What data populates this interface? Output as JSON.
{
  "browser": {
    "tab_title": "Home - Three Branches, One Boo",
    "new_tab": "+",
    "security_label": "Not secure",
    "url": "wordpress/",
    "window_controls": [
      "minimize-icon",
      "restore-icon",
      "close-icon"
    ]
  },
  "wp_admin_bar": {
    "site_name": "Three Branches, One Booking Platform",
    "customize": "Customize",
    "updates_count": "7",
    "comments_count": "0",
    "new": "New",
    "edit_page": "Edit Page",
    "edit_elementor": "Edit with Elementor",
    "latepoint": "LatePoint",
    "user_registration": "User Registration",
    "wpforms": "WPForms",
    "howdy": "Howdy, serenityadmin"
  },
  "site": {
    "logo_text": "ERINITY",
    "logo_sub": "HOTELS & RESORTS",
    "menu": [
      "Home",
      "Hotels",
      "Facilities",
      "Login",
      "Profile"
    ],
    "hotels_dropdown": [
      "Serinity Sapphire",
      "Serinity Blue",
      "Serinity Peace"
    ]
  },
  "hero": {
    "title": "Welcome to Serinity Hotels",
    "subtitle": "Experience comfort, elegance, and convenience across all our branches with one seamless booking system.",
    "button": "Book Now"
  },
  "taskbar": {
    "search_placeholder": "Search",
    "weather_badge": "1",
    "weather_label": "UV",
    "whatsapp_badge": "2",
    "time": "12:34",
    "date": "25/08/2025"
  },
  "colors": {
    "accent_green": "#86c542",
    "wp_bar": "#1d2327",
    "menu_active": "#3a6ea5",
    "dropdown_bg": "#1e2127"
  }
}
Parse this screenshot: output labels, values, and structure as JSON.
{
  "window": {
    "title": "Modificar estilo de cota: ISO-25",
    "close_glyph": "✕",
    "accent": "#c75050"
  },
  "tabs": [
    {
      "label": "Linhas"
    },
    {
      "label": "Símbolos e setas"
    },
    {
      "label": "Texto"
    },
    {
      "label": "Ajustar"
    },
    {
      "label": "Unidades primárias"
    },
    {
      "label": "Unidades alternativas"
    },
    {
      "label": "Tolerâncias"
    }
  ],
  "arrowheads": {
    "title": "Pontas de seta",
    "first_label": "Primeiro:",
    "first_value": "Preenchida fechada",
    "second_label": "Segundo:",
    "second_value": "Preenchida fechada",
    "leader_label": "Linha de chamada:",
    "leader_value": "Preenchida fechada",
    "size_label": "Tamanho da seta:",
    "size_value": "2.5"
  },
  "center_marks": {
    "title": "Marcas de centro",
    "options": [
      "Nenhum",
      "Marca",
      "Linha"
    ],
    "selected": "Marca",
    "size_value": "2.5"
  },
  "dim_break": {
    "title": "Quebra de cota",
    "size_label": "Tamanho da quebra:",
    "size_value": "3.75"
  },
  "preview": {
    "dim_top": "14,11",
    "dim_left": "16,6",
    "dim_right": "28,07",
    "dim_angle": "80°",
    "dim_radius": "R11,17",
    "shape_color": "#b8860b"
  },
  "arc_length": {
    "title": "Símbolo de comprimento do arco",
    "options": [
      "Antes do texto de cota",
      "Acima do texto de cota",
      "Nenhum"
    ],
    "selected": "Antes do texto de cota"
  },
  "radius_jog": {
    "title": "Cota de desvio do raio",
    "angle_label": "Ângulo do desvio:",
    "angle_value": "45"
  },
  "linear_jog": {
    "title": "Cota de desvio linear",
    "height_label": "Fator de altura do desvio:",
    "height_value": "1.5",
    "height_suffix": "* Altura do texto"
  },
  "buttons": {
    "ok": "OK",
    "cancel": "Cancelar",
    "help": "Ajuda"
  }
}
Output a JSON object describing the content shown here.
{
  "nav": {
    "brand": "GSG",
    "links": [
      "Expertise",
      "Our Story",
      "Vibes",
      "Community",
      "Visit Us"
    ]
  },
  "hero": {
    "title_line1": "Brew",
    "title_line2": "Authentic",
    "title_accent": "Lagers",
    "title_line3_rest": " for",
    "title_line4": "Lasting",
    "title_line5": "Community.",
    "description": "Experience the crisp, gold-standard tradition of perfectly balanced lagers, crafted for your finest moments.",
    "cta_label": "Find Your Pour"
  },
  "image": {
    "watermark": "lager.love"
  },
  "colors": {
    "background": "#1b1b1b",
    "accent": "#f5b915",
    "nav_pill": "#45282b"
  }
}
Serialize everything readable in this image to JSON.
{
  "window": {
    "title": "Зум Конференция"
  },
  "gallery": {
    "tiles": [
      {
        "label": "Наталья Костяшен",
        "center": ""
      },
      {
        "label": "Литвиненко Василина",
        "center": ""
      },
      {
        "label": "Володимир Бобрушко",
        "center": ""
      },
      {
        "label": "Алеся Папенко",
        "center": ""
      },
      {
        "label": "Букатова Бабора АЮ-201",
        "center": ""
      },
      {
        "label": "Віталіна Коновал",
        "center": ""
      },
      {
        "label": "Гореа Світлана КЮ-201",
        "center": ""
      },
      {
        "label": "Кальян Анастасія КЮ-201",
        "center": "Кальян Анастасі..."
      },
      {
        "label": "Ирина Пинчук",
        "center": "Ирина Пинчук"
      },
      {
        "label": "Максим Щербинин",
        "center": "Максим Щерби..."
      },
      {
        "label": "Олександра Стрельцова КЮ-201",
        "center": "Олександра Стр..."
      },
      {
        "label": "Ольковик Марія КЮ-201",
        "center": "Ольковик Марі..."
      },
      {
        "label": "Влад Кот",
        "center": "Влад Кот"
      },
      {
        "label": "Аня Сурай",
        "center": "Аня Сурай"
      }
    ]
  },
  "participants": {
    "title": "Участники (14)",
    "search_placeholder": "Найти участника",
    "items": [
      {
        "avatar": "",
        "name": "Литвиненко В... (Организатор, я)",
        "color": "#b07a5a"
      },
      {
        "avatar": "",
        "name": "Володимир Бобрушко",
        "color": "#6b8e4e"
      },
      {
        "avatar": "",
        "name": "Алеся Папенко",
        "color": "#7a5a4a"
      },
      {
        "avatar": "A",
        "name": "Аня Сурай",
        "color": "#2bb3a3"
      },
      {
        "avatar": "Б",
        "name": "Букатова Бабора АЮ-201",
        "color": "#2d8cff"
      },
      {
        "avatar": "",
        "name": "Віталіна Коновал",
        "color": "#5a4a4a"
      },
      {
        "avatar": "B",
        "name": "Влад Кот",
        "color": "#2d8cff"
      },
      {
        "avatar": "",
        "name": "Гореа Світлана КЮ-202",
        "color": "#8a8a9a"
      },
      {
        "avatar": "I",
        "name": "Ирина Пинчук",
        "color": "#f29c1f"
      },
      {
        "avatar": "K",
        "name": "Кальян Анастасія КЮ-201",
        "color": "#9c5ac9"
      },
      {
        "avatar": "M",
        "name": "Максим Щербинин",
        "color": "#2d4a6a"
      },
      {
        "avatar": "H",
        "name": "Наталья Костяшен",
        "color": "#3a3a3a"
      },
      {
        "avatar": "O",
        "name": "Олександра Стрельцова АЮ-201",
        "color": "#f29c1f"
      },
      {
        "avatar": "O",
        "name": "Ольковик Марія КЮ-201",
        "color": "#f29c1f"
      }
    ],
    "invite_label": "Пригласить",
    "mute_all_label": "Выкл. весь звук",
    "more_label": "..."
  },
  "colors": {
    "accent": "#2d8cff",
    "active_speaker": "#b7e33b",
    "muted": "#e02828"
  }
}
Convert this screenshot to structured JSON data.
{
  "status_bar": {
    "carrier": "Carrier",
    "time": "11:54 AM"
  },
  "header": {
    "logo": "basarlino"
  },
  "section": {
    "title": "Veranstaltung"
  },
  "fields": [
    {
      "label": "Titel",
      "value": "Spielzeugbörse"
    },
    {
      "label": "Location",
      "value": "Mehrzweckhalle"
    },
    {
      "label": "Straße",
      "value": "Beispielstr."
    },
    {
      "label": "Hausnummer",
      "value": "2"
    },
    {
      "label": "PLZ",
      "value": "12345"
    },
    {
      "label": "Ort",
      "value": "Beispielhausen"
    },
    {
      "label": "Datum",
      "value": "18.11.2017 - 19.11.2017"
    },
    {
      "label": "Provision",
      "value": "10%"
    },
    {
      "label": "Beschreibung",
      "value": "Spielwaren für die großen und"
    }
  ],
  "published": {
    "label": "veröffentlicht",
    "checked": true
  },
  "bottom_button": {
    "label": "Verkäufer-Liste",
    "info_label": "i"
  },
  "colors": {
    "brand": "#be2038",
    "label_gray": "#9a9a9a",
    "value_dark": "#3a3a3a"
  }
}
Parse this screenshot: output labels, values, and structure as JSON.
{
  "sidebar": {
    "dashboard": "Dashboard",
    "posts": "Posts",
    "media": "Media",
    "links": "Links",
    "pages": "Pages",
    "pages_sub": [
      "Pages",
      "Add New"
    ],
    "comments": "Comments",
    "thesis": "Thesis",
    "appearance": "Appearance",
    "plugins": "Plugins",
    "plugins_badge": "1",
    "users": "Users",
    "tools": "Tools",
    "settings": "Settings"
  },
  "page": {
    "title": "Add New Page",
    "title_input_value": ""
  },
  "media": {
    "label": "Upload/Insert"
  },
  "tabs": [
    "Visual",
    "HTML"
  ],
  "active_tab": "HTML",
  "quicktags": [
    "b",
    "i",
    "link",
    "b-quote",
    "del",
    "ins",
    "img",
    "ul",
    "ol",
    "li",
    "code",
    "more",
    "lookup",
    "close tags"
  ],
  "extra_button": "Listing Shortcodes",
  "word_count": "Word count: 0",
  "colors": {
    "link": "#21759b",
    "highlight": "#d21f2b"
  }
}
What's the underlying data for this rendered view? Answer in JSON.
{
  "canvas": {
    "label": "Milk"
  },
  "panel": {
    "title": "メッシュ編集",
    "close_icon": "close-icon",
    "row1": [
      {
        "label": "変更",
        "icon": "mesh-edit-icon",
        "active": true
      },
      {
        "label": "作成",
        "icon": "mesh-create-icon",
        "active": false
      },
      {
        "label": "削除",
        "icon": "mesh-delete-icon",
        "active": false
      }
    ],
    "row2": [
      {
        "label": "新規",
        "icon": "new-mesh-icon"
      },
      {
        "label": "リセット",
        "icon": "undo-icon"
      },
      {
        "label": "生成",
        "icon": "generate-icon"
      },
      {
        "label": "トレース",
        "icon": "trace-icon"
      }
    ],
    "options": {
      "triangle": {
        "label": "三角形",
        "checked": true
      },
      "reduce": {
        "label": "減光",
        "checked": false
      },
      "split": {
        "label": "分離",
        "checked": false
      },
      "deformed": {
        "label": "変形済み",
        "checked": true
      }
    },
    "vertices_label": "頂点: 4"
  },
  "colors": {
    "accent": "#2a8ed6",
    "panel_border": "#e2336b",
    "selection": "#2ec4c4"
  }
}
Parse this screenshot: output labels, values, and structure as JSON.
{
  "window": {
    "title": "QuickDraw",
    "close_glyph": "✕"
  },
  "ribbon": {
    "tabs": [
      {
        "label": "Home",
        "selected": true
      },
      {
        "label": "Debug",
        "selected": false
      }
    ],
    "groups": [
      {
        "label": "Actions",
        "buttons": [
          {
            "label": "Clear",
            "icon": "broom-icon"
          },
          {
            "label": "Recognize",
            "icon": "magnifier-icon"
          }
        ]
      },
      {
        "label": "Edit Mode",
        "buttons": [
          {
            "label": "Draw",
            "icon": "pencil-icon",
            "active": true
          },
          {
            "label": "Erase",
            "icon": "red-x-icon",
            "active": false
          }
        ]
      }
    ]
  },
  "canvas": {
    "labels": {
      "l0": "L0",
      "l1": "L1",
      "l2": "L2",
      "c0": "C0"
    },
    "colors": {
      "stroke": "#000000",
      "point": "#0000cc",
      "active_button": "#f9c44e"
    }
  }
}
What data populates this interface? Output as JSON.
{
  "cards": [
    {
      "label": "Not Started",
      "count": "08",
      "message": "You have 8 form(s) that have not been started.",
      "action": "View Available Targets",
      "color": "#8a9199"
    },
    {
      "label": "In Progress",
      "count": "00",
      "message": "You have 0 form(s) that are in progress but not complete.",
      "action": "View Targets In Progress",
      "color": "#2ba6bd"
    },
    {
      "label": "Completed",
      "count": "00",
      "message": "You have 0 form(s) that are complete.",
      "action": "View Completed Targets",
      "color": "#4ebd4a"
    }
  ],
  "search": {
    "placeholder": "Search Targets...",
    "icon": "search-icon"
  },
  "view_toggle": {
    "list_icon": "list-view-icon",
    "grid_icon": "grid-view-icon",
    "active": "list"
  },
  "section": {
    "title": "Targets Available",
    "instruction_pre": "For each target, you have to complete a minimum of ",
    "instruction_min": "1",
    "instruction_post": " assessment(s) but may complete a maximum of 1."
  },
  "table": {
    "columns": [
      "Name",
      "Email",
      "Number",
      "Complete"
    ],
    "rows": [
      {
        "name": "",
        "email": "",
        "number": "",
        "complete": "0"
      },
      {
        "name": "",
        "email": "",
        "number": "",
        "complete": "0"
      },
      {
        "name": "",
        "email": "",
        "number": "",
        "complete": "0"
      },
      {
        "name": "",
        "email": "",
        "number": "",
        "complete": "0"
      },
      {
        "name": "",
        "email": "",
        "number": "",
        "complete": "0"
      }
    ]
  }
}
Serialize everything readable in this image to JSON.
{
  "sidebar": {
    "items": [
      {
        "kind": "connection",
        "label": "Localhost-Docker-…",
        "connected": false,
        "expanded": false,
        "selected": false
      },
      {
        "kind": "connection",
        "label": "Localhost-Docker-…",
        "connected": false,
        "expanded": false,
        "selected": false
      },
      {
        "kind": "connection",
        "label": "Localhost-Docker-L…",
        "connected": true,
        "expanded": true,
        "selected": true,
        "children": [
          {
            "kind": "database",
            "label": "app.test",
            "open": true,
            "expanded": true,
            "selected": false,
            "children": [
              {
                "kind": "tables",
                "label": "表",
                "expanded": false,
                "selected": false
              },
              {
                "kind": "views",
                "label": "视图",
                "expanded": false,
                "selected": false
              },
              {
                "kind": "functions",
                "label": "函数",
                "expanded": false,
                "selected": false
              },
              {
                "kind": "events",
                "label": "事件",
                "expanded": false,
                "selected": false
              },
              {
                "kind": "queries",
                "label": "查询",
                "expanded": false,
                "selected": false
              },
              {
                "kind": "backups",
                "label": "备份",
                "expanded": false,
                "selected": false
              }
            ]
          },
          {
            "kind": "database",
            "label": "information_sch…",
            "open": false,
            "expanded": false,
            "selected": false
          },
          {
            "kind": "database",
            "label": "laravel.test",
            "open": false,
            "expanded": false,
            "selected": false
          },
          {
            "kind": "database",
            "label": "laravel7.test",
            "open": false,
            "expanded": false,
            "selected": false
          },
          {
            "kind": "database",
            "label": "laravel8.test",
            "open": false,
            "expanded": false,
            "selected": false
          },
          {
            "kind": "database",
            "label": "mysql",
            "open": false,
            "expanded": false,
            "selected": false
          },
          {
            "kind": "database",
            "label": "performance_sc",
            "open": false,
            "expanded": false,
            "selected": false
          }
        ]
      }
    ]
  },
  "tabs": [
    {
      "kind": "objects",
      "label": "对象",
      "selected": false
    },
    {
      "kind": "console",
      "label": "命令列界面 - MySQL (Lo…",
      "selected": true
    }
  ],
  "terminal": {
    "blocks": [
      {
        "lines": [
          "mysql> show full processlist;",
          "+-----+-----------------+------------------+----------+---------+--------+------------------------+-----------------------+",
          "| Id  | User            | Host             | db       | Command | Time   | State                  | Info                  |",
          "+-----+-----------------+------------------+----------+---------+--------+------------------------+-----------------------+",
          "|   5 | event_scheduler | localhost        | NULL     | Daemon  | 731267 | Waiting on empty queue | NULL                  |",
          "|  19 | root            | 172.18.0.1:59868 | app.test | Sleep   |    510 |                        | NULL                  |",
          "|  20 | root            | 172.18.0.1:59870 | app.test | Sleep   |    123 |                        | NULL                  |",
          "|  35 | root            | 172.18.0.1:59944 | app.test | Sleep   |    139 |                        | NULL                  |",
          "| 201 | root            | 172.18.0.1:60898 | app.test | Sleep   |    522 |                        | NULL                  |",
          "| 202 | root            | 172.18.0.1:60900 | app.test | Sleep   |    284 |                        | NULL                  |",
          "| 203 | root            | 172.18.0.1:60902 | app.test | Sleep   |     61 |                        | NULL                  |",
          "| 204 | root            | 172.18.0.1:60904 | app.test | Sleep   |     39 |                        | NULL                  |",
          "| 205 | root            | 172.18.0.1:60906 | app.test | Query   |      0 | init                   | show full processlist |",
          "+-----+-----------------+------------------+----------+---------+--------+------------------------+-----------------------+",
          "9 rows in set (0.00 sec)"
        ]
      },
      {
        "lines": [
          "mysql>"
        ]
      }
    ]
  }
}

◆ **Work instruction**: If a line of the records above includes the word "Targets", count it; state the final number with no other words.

◆ **Exercise answer**: 5